Your task: Read the records and write them out again exactly.

────────────────────────────────────────

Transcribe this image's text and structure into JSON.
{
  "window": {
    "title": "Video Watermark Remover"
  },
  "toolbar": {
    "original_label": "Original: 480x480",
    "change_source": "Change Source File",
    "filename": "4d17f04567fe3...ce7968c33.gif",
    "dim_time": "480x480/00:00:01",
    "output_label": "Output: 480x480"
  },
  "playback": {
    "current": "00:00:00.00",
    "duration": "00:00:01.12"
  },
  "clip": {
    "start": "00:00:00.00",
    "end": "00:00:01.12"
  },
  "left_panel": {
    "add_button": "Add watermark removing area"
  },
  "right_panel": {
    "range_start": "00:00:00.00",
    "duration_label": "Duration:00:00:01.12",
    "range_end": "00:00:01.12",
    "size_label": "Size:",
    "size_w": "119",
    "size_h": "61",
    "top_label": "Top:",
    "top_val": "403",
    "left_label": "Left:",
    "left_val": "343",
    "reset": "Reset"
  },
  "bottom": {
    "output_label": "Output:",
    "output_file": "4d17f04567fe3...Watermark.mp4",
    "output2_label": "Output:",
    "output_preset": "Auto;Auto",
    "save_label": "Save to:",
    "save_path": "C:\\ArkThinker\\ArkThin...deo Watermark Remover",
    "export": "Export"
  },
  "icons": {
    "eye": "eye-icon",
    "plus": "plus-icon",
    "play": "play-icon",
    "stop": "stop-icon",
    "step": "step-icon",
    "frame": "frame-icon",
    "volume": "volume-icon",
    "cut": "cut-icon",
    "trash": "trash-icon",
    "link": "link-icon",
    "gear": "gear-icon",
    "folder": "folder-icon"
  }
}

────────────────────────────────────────

Result:
Transcribe this image's text and structure into JSON.
{
  "window": {
    "title": "Video Watermark Remover"
  },
  "toolbar": {
    "original_label": "Original: 480x480",
    "change_source": "Change Source File",
    "filename": "4d17f04567fe3...ce7968c33.gif",
    "dim_time": "480x480/00:00:01",
    "output_label": "Output: 480x480"
  },
  "playback": {
    "current": "00:00:00.00",
    "duration": "00:00:01.12"
  },
  "clip": {
    "start": "00:00:00.00",
    "end": "00:00:01.12"
  },
  "left_panel": {
    "add_button": "Add watermark removing area"
  },
  "right_panel": {
    "range_start": "00:00:00.00",
    "duration_label": "Duration:00:00:01.12",
    "range_end": "00:00:01.12",
    "size_label": "Size:",
    "size_w": "119",
    "size_h": "61",
    "top_label": "Top:",
    "top_val": "403",
    "left_label": "Left:",
    "left_val": "343",
    "reset": "Reset"
  },
  "bottom": {
    "output_label": "Output:",
    "output_file": "4d17f04567fe3...Watermark.mp4",
    "output2_label": "Output:",
    "output_preset": "Auto;Auto",
    "save_label": "Save to:",
    "save_path": "C:\\ArkThinker\\ArkThin...deo Watermark Remover",
    "export": "Export"
  },
  "icons": {
    "eye": "eye-icon",
    "plus": "plus-icon",
    "play": "play-icon",
    "stop": "stop-icon",
    "step": "step-icon",
    "frame": "frame-icon",
    "volume": "volume-icon",
    "cut": "cut-icon",
    "trash": "trash-icon",
    "link": "link-icon",
    "gear": "gear-icon",
    "folder": "folder-icon"
  }
}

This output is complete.